GIVEN RECORDS:
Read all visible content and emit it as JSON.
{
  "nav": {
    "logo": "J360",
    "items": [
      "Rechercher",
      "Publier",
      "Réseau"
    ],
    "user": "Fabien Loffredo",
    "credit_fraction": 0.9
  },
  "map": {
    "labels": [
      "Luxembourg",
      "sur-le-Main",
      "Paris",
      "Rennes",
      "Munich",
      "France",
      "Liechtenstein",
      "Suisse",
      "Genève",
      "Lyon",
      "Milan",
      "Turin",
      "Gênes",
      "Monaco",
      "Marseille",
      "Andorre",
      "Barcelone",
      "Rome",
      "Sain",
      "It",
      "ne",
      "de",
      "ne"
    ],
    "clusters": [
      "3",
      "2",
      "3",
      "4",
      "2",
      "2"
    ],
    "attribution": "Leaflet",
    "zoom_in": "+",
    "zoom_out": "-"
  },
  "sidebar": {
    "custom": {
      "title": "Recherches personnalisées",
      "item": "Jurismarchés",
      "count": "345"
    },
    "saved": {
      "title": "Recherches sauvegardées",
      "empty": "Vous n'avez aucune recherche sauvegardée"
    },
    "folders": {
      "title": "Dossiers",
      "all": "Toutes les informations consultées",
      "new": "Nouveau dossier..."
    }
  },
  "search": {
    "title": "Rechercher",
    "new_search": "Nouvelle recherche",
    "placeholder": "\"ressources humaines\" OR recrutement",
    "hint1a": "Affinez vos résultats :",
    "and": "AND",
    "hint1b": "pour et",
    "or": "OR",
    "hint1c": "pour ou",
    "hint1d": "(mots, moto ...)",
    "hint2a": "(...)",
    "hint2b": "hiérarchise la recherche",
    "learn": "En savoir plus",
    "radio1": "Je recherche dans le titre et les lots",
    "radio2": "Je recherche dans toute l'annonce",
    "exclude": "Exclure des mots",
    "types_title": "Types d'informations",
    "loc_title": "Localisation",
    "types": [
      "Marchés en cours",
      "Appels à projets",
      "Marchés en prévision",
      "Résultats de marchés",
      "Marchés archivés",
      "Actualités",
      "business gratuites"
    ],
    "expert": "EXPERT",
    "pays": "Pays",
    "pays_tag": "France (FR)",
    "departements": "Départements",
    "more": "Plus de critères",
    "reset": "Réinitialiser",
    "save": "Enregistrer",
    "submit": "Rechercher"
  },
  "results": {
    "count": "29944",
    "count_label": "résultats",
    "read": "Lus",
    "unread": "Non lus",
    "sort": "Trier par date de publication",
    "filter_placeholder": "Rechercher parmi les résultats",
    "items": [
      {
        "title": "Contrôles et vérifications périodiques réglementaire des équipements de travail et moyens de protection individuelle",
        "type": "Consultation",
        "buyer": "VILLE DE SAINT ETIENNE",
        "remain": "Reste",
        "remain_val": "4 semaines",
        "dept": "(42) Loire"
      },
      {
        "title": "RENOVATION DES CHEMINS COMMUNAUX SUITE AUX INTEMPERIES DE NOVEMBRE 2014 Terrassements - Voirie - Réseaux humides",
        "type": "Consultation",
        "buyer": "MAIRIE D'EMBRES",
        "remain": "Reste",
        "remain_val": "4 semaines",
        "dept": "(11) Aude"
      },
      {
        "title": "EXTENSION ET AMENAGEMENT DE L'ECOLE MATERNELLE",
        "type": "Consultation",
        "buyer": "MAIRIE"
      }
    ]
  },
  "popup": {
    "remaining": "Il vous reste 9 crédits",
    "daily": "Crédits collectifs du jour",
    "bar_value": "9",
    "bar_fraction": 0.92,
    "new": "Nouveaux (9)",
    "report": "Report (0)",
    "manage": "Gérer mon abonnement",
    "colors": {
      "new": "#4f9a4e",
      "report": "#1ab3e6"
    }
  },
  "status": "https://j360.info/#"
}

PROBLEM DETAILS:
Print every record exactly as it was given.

ANSWER TO THIS PROBLEM:
Read all visible content and emit it as JSON.
{
  "nav": {
    "logo": "J360",
    "items": [
      "Rechercher",
      "Publier",
      "Réseau"
    ],
    "user": "Fabien Loffredo",
    "credit_fraction": 0.9
  },
  "map": {
    "labels": [
      "Luxembourg",
      "sur-le-Main",
      "Paris",
      "Rennes",
      "Munich",
      "France",
      "Liechtenstein",
      "Suisse",
      "Genève",
      "Lyon",
      "Milan",
      "Turin",
      "Gênes",
      "Monaco",
      "Marseille",
      "Andorre",
      "Barcelone",
      "Rome",
      "Sain",
      "It",
      "ne",
      "de",
      "ne"
    ],
    "clusters": [
      "3",
      "2",
      "3",
      "4",
      "2",
      "2"
    ],
    "attribution": "Leaflet",
    "zoom_in": "+",
    "zoom_out": "-"
  },
  "sidebar": {
    "custom": {
      "title": "Recherches personnalisées",
      "item": "Jurismarchés",
      "count": "345"
    },
    "saved": {
      "title": "Recherches sauvegardées",
      "empty": "Vous n'avez aucune recherche sauvegardée"
    },
    "folders": {
      "title": "Dossiers",
      "all": "Toutes les informations consultées",
      "new": "Nouveau dossier..."
    }
  },
  "search": {
    "title": "Rechercher",
    "new_search": "Nouvelle recherche",
    "placeholder": "\"ressources humaines\" OR recrutement",
    "hint1a": "Affinez vos résultats :",
    "and": "AND",
    "hint1b": "pour et",
    "or": "OR",
    "hint1c": "pour ou",
    "hint1d": "(mots, moto ...)",
    "hint2a": "(...)",
    "hint2b": "hiérarchise la recherche",
    "learn": "En savoir plus",
    "radio1": "Je recherche dans le titre et les lots",
    "radio2": "Je recherche dans toute l'annonce",
    "exclude": "Exclure des mots",
    "types_title": "Types d'informations",
    "loc_title": "Localisation",
    "types": [
      "Marchés en cours",
      "Appels à projets",
      "Marchés en prévision",
      "Résultats de marchés",
      "Marchés archivés",
      "Actualités",
      "business gratuites"
    ],
    "expert": "EXPERT",
    "pays": "Pays",
    "pays_tag": "France (FR)",
    "departements": "Départements",
    "more": "Plus de critères",
    "reset": "Réinitialiser",
    "save": "Enregistrer",
    "submit": "Rechercher"
  },
  "results": {
    "count": "29944",
    "count_label": "résultats",
    "read": "Lus",
    "unread": "Non lus",
    "sort": "Trier par date de publication",
    "filter_placeholder": "Rechercher parmi les résultats",
    "items": [
      {
        "title": "Contrôles et vérifications périodiques réglementaire des équipements de travail et moyens de protection individuelle",
        "type": "Consultation",
        "buyer": "VILLE DE SAINT ETIENNE",
        "remain": "Reste",
        "remain_val": "4 semaines",
        "dept": "(42) Loire"
      },
      {
        "title": "RENOVATION DES CHEMINS COMMUNAUX SUITE AUX INTEMPERIES DE NOVEMBRE 2014 Terrassements - Voirie - Réseaux humides",
        "type": "Consultation",
        "buyer": "MAIRIE D'EMBRES",
        "remain": "Reste",
        "remain_val": "4 semaines",
        "dept": "(11) Aude"
      },
      {
        "title": "EXTENSION ET AMENAGEMENT DE L'ECOLE MATERNELLE",
        "type": "Consultation",
        "buyer": "MAIRIE"
      }
    ]
  },
  "popup": {
    "remaining": "Il vous reste 9 crédits",
    "daily": "Crédits collectifs du jour",
    "bar_value": "9",
    "bar_fraction": 0.92,
    "new": "Nouveaux (9)",
    "report": "Report (0)",
    "manage": "Gérer mon abonnement",
    "colors": {
      "new": "#4f9a4e",
      "report": "#1ab3e6"
    }
  },
  "status": "https://j360.info/#"
}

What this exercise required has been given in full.